======== Provided information

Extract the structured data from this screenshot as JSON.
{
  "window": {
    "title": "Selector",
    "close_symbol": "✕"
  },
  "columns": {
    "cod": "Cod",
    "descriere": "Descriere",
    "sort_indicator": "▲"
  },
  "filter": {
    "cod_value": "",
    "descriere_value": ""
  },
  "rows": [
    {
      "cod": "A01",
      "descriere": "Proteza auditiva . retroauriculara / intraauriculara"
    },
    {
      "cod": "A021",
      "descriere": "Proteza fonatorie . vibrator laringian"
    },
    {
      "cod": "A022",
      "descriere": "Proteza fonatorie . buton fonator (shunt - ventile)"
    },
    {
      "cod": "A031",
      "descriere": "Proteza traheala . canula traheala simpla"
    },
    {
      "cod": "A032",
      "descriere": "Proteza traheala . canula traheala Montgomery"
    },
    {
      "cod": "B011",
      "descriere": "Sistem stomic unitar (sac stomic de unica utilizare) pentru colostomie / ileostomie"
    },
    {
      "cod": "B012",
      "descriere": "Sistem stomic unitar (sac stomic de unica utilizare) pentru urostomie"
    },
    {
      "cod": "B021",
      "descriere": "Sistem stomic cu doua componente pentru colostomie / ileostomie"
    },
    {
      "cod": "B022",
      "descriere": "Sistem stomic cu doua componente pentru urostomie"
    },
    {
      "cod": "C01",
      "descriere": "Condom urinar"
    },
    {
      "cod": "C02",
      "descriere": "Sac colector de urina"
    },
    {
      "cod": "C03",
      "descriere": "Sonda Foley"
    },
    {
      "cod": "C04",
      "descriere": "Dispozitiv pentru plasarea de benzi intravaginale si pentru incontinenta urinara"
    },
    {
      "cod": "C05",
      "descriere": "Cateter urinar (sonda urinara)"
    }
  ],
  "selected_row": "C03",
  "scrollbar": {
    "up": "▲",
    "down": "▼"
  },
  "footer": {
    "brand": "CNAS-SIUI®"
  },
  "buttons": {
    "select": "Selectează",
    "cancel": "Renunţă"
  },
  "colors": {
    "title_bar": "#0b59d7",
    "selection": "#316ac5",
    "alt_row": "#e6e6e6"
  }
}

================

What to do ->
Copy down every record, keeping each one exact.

Answer box ->
Extract the structured data from this screenshot as JSON.
{
  "window": {
    "title": "Selector",
    "close_symbol": "✕"
  },
  "columns": {
    "cod": "Cod",
    "descriere": "Descriere",
    "sort_indicator": "▲"
  },
  "filter": {
    "cod_value": "",
    "descriere_value": ""
  },
  "rows": [
    {
      "cod": "A01",
      "descriere": "Proteza auditiva . retroauriculara / intraauriculara"
    },
    {
      "cod": "A021",
      "descriere": "Proteza fonatorie . vibrator laringian"
    },
    {
      "cod": "A022",
      "descriere": "Proteza fonatorie . buton fonator (shunt - ventile)"
    },
    {
      "cod": "A031",
      "descriere": "Proteza traheala . canula traheala simpla"
    },
    {
      "cod": "A032",
      "descriere": "Proteza traheala . canula traheala Montgomery"
    },
    {
      "cod": "B011",
      "descriere": "Sistem stomic unitar (sac stomic de unica utilizare) pentru colostomie / ileostomie"
    },
    {
      "cod": "B012",
      "descriere": "Sistem stomic unitar (sac stomic de unica utilizare) pentru urostomie"
    },
    {
      "cod": "B021",
      "descriere": "Sistem stomic cu doua componente pentru colostomie / ileostomie"
    },
    {
      "cod": "B022",
      "descriere": "Sistem stomic cu doua componente pentru urostomie"
    },
    {
      "cod": "C01",
      "descriere": "Condom urinar"
    },
    {
      "cod": "C02",
      "descriere": "Sac colector de urina"
    },
    {
      "cod": "C03",
      "descriere": "Sonda Foley"
    },
    {
      "cod": "C04",
      "descriere": "Dispozitiv pentru plasarea de benzi intravaginale si pentru incontinenta urinara"
    },
    {
      "cod": "C05",
      "descriere": "Cateter urinar (sonda urinara)"
    }
  ],
  "selected_row": "C03",
  "scrollbar": {
    "up": "▲",
    "down": "▼"
  },
  "footer": {
    "brand": "CNAS-SIUI®"
  },
  "buttons": {
    "select": "Selectează",
    "cancel": "Renunţă"
  },
  "colors": {
    "title_bar": "#0b59d7",
    "selection": "#316ac5",
    "alt_row": "#e6e6e6"
  }
}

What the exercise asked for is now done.